But I think there’s more to it than that.  Joseph Campbell said, “Myths are stories that are so true, that it doesn't matter whether they actually happened that way or not.  They're so true that they have happened more than once."  I think about this, and the frame in Life of Pi, and I think that perhaps it’s not choosing between the two stories at all, but seeing the truth that lies in each of them.  At one level, it’s hard to even decide why the differences should matter so much.  If his mother was stabbed instead of drowned, and the zebra drowned instead of eaten, how much does that change his experience?  If the many things that Pi had to kill to survive include the cook, how much does that matter to the cook?  How much more of a harrowing experience is one story over the other? 

Except it’s really about faith.  While I’m not an active member of any faith, I’ve always admired it and characters of faith crop up constantly in my fiction.  I’m fascinated with it.  My gut instinct is that Pi - who embraced Christianity, Hindi and Islam concurrently, would say that looking at things properly takes the urgency out of deciding which story in the Life of Pi is true.  A statement that goes double for how you and I walk through this world.  I don’t think the movie’s quest is really to establish one version of the story (or the question of religion) at all, but to just engage the viewer in this profoundly important question.  Pi goes as much to say that it is the asking of questions that becomes more important than the definitive answers.  Another added facet is how this parable was viewed by different cultures around globe, something Ang Lee speaks to in this interview:

A note on the lovely CGI.  I found it gorgeous, but not entirely convincing.  Meaning I adored the tiger pouncing and running off when Pi tried to feed it meat in the beginning of the movie, but I think that it did not entirely look like a real tiger, but something faster and more elemental.  A tiger filled with God, if you will.  Something with the whiff of unreality or dream, if you prefer.  I think this must have been deliberate and I’m in awe of the layers to this movie. 

So while I’m enamored of the lovely story frame, the lavish symbols and the constant connections between his life before and after the shipwreck, it’s the way this movie has made me examine the way I think of regard my world outside of the movie that has really captured me.  Food for thought, especially in regard to my current work-in-progress. 
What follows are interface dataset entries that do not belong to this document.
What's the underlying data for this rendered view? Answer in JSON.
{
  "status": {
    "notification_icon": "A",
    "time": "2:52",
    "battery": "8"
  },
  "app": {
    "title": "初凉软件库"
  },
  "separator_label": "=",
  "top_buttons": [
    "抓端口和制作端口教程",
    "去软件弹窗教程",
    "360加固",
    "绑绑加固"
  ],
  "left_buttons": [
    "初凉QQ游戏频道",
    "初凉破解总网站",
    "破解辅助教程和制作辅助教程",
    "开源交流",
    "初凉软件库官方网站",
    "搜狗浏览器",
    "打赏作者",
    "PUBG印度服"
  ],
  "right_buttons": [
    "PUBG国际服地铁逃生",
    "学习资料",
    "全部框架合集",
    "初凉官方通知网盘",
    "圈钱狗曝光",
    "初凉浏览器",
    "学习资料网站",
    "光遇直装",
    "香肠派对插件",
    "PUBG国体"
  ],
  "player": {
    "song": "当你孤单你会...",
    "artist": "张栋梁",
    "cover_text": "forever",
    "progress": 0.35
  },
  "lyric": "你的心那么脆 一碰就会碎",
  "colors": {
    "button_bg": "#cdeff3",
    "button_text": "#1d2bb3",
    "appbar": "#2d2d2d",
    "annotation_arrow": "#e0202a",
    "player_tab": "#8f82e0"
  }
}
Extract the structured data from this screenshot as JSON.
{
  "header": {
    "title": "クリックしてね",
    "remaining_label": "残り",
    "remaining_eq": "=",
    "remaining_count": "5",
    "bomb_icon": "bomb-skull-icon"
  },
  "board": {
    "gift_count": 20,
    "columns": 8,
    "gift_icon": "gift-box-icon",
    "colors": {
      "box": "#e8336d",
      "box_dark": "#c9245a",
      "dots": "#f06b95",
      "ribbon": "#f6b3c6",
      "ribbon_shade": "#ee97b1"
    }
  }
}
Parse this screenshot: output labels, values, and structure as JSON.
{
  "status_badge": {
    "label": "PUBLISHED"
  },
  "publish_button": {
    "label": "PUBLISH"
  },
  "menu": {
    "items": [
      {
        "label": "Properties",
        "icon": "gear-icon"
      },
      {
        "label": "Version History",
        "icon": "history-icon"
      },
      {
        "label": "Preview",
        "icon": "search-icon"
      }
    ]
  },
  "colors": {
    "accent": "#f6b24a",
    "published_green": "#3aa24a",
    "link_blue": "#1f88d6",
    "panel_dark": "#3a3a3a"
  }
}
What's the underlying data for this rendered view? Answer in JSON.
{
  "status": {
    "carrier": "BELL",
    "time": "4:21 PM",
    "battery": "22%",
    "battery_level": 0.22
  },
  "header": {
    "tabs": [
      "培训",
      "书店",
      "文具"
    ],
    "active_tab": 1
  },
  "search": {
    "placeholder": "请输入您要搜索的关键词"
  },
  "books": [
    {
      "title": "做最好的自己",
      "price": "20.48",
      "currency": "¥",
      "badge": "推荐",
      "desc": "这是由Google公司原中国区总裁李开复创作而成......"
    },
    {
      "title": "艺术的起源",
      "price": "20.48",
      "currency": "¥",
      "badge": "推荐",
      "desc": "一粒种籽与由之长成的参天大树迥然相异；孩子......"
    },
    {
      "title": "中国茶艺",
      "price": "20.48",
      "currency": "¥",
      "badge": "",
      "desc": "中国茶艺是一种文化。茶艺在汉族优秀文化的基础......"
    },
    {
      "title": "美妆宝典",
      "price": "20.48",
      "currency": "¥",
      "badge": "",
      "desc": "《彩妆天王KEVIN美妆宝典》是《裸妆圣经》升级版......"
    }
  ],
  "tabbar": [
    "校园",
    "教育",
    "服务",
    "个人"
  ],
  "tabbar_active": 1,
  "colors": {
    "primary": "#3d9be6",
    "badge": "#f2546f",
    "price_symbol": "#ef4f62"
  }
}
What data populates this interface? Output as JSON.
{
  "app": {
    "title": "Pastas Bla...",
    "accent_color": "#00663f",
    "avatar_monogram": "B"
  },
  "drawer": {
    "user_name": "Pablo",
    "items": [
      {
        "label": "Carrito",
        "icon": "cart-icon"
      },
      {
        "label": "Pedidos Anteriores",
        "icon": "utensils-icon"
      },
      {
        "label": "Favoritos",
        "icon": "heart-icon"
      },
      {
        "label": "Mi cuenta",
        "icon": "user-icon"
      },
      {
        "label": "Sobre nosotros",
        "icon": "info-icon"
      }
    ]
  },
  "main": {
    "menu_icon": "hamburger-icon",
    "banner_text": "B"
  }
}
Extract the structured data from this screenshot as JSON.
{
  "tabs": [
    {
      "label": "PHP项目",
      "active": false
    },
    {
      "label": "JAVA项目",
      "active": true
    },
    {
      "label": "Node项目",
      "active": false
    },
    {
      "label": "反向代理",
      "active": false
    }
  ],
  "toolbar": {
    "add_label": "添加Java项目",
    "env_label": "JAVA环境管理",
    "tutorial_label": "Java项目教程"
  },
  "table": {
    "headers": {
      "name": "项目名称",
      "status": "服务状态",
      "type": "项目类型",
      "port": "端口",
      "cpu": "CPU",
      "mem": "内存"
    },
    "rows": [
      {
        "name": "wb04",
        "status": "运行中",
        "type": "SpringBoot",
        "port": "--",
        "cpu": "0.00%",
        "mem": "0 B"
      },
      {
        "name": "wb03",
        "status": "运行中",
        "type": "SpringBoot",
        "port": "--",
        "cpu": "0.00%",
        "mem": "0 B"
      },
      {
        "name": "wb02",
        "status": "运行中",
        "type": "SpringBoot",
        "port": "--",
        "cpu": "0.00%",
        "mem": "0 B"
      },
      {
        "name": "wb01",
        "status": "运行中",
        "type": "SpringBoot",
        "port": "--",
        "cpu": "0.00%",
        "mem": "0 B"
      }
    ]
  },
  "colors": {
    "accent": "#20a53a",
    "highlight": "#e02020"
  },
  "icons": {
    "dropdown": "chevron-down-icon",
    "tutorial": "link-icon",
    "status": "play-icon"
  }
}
I think one of the reasons that Fantasy calls to me is its constant use of power, epic symbols.  Trying to make your fantasy story about something that echoes inside of the modern reader is critical, without leading them directly to your version of some of Campbell’s truths.  If you just say a thing like, “Death really sucks” it doesn’t have much weight, regardless of it being true.  Heinrich Zimmer said that "The best things can't be told."  I think one of the most exciting uses of fantasy in deft hands, is to point us at the truth, for all that its cloaked in wonder.  Life of Pi does that admirably.  Hopefully, by picking at and dismantling these ideas enough, I can too.

The 'Life of Pi' Whale 

Thursday, January 31, 2013

More Trekkery!

I'm only posting this so that I can respectfully submit that this article on Abrams helming the next Star Wars is a steaming pile.

I mean, Abrams is going to ruin Star Wars because his Star Trek movies are already too much like the sci-fi fun of Star Wars?  Really? 

I'm a little worried about Star Trek losing out, just based on a lack of Abrams time, but I'm not seeing any downside for Star Wars.  Besides, the article totally overlooks any of the characters, which are driving forces behind both these franchises.